→ **Problem to solve**:
Going through the data below, please show each line containing the string "BestChange".

Web page and app entries:
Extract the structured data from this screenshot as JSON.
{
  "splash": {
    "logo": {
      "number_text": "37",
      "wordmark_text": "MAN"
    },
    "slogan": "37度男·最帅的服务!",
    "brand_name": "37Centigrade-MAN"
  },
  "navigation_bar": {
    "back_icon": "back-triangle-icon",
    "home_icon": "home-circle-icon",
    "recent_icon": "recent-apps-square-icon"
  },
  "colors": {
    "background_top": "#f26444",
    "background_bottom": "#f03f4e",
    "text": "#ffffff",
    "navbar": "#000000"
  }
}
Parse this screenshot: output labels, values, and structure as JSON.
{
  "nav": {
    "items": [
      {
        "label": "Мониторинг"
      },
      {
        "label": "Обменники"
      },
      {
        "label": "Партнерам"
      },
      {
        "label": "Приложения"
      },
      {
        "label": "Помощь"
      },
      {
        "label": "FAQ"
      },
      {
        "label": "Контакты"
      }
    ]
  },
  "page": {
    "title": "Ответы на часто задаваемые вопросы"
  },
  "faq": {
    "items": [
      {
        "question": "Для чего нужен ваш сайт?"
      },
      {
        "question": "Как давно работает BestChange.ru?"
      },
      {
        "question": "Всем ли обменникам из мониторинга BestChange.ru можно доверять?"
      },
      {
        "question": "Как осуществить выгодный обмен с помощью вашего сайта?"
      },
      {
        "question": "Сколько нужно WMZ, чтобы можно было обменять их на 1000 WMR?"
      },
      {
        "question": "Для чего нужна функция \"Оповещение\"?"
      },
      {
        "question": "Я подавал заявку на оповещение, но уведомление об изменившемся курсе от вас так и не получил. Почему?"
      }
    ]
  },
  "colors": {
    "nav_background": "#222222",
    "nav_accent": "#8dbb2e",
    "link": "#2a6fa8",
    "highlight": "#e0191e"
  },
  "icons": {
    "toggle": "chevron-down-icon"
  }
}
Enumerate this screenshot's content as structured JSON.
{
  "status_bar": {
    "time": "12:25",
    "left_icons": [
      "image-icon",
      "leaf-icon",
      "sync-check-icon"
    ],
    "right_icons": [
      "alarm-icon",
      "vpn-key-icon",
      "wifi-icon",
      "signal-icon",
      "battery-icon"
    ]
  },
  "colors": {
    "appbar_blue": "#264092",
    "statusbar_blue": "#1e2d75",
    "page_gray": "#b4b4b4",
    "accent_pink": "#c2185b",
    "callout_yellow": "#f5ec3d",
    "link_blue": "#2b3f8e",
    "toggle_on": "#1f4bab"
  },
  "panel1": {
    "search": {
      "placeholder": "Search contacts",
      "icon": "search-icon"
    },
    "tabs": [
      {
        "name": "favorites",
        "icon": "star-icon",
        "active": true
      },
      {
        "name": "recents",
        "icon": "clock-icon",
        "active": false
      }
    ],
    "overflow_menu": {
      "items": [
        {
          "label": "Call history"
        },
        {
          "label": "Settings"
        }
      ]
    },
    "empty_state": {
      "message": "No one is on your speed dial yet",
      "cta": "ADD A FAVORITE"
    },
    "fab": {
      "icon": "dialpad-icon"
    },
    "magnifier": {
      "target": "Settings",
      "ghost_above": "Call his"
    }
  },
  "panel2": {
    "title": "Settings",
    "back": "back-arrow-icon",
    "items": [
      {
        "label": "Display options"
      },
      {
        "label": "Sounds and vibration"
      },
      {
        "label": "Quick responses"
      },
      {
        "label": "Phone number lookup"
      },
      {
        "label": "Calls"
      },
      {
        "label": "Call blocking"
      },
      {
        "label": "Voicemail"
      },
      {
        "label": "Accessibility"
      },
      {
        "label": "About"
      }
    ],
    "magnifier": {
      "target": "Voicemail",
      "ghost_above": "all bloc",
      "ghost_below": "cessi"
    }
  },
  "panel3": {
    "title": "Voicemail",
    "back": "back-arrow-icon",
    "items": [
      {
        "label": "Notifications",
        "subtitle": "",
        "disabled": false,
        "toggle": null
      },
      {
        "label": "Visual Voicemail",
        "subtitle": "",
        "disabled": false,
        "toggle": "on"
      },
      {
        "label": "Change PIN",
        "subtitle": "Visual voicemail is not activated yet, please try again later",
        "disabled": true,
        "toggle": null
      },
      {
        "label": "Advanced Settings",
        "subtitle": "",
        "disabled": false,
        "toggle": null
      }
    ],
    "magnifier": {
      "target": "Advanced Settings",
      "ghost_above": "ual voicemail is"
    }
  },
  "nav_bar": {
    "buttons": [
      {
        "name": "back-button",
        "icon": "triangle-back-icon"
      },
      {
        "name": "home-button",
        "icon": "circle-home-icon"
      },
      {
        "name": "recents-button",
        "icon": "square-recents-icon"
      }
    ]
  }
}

→ **Exercise answer**:
        "question": "Как давно работает BestChange.ru?"
        "question": "Всем ли обменникам из мониторинга BestChange.ru можно доверять?"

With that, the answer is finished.